Elements of Negro Spirituals
Call-response is a song form that characterized many early documented spirituals. It is a song structure of performance practice in which a singer or instrumentalist make a musical statement that is answered by another soloist, instrumentalist, or group, which sometimes overlaps. It was ubiquitous in the regions of West and Central Africa which the slave population originated from.
The invisible church is sites where slaves worshipped in secret, often in defiance of laws that prohibited their assembly without White supervision. African Americans fiercely guarded their religious privacy out of a collective desire to express themselves in a way that was most meaningful to them. Slaves risked their lives to engage in autonomous Christian worship (black codes had prohibited the assembly of Blacks outside the presence of Whites).
A ring shout is a form of folk spiritual characterized by leader-chorus antiphonal singing, hand clapping, and other percussion, which incorporates highly stylized religious dance as participants move in a counterclockwise circle. It is also called a “running spirchil,” and was considered to be a form of religious musical expression, but could just be for “amusement” and have no well-defined intention of praise. Shouts were performed indoors and outdoors.
A folk spiritual is the earliest form of indigenous acapella religious music created by African-Americans during slavery, considered to be a product of the antebellum South. Folks spirituals were neither sung in unison or harmony; there was no singing in parts, but no two people sang the same thing. This description was taken from Slave Songs of the United States (1867), a compilation of 136 songs.
Originally known as the “Colored Christian Singers,” the Fisk Jubilee Singers (not to be confused with the Jubilee Quartet) sung many spirituals, such as “Go Down, Moses,” and “Keep Me From Sinking,” as well as many patriotic songs such as “Temperance Medley,” and “Old Folks at Home.” The group was incepted to fund a proposition to erect Jubilee Hall on Fisk campus. In the end, they were able to raise $150,00
Though this book does not feature primary performers, artists have performed songs from this book, a collection of religious repertoire. Songs include “No Man Can Hinder Me,” “Jacob’s Ladder,” and “the Old Ship of Zion.”
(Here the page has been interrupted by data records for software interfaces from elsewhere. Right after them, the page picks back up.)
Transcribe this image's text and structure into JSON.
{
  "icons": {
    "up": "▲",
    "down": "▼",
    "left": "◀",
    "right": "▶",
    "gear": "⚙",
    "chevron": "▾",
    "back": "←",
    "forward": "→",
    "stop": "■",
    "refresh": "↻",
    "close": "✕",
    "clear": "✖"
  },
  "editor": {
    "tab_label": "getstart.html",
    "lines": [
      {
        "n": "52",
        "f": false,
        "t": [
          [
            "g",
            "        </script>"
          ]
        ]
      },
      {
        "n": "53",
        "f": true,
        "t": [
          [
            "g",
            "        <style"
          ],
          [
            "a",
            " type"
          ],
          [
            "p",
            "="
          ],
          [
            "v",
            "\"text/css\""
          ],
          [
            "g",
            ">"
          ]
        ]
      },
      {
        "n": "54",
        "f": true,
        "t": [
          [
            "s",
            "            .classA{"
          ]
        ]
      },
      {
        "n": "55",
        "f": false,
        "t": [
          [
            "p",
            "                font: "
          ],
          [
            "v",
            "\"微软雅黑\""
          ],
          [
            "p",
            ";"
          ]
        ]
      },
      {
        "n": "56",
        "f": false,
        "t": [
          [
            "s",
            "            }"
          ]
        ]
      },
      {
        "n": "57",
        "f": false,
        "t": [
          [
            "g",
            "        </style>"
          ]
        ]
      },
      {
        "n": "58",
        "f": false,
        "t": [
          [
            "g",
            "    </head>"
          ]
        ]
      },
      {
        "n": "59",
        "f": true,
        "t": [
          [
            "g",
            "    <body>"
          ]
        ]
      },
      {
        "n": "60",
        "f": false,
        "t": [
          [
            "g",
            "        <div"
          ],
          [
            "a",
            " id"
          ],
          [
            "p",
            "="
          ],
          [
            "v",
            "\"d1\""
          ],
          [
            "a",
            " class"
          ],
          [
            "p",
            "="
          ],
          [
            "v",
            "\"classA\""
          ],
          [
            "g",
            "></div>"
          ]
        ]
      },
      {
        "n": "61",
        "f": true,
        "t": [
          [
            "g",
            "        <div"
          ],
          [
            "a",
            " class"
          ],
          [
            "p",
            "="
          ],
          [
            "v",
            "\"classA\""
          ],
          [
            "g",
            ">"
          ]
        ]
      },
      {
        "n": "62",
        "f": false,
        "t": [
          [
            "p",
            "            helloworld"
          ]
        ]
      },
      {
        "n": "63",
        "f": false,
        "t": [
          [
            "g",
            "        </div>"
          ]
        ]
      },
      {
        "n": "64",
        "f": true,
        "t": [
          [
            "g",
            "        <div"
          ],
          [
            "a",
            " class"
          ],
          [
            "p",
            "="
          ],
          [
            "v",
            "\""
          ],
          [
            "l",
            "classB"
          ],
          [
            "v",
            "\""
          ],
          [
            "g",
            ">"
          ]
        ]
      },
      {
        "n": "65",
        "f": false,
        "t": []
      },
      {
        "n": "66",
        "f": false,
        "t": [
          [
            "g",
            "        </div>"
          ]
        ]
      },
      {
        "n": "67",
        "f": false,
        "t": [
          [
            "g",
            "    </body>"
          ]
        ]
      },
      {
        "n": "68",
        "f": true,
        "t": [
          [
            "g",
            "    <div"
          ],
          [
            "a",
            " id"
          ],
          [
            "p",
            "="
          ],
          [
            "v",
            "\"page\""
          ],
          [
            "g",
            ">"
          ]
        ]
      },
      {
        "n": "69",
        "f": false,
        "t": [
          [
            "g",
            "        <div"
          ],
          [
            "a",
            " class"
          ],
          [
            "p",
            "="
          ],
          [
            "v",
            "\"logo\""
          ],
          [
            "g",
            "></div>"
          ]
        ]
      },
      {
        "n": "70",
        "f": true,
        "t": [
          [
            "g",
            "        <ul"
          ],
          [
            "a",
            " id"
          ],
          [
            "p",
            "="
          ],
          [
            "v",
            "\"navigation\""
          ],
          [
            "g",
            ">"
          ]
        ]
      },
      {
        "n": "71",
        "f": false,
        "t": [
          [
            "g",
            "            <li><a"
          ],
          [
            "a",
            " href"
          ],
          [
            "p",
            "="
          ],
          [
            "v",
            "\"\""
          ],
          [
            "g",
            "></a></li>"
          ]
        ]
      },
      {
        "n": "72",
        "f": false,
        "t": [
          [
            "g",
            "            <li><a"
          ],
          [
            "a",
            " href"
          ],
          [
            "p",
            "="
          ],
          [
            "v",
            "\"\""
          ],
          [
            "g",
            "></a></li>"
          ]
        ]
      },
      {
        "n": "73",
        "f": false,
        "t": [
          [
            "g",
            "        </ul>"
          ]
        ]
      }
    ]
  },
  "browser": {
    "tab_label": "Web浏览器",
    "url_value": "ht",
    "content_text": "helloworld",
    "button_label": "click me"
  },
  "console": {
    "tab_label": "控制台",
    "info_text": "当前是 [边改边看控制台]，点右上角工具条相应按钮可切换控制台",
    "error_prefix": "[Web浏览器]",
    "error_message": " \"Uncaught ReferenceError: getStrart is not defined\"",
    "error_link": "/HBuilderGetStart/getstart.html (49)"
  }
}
The negro spiritual was the embodiment of the cultural past of the African-American and the hardships faced by black people. Over the years, the spiritual has had the function of both religious and cultural expression. Perhaps present-day reiterations of these songs do not exactly replicate past covers of the song, or the urgency felt, but those that have stood the test of time have spoken to the hearts of many people, and hopefully, will never be forgotten.